↓

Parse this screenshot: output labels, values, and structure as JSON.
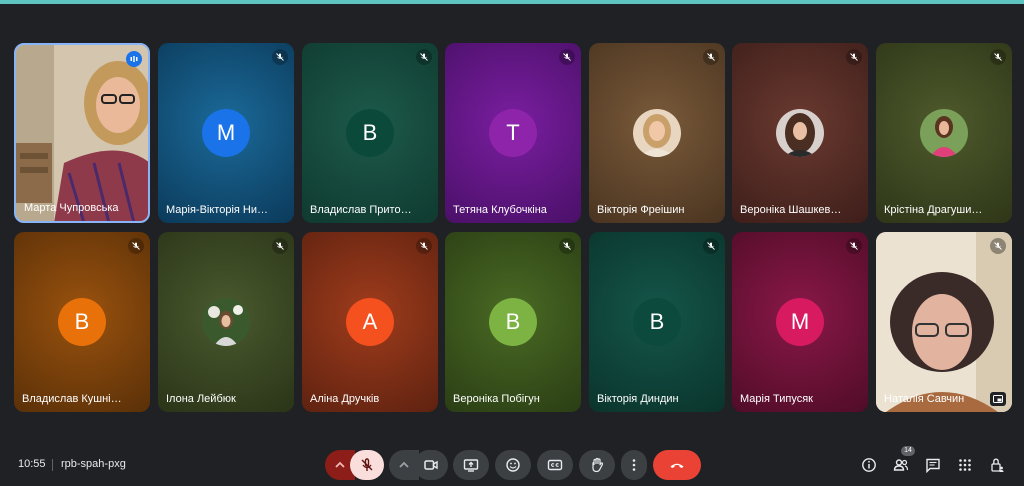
{
  "participants": [
    {
      "name": "Марта Чупровська",
      "type": "video",
      "speaking": true
    },
    {
      "name": "Марія-Вікторія Нико…",
      "type": "letter",
      "initial": "М",
      "avatar_color": "#1a73e8",
      "tile_color": "#0e4a6e"
    },
    {
      "name": "Владислав Притоць…",
      "type": "letter",
      "initial": "В",
      "avatar_color": "#0b5544",
      "tile_color": "#124a3c"
    },
    {
      "name": "Тетяна Клубочкіна",
      "type": "letter",
      "initial": "Т",
      "avatar_color": "#7b1fa2",
      "tile_color": "#5c1478"
    },
    {
      "name": "Вікторія Фреішин",
      "type": "photo",
      "tile_color": "#6b4a2a"
    },
    {
      "name": "Вероніка Шашкевич",
      "type": "photo",
      "tile_color": "#5a2a24"
    },
    {
      "name": "Крістіна Драгушин…",
      "type": "photo",
      "tile_color": "#3f4a22"
    },
    {
      "name": "Владислав Кушнірюк",
      "type": "letter",
      "initial": "В",
      "avatar_color": "#e8710a",
      "tile_color": "#8a4a0e"
    },
    {
      "name": "Ілона Лейбюк",
      "type": "photo",
      "tile_color": "#3e4a28"
    },
    {
      "name": "Аліна Дручків",
      "type": "letter",
      "initial": "А",
      "avatar_color": "#f4511e",
      "tile_color": "#8e3418"
    },
    {
      "name": "Вероніка Побігун",
      "type": "letter",
      "initial": "В",
      "avatar_color": "#7cb342",
      "tile_color": "#3f5a20"
    },
    {
      "name": "Вікторія Диндин",
      "type": "letter",
      "initial": "В",
      "avatar_color": "#0b4f3e",
      "tile_color": "#0f4a3e"
    },
    {
      "name": "Марія Типусяк",
      "type": "letter",
      "initial": "М",
      "avatar_color": "#d81b60",
      "tile_color": "#7a1540"
    },
    {
      "name": "Наталія Савчин",
      "type": "video"
    }
  ],
  "bottom_bar": {
    "time": "10:55",
    "meeting_code": "rpb-spah-pxg",
    "participants_count": "14"
  },
  "colors": {
    "background": "#202124",
    "top_accent": "#5fc4c0",
    "mic_off_active": "#f9dedc",
    "end_call": "#ea4335",
    "button": "#3c4043"
  }
}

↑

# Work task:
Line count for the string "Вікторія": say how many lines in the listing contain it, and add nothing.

# Exercise response:
3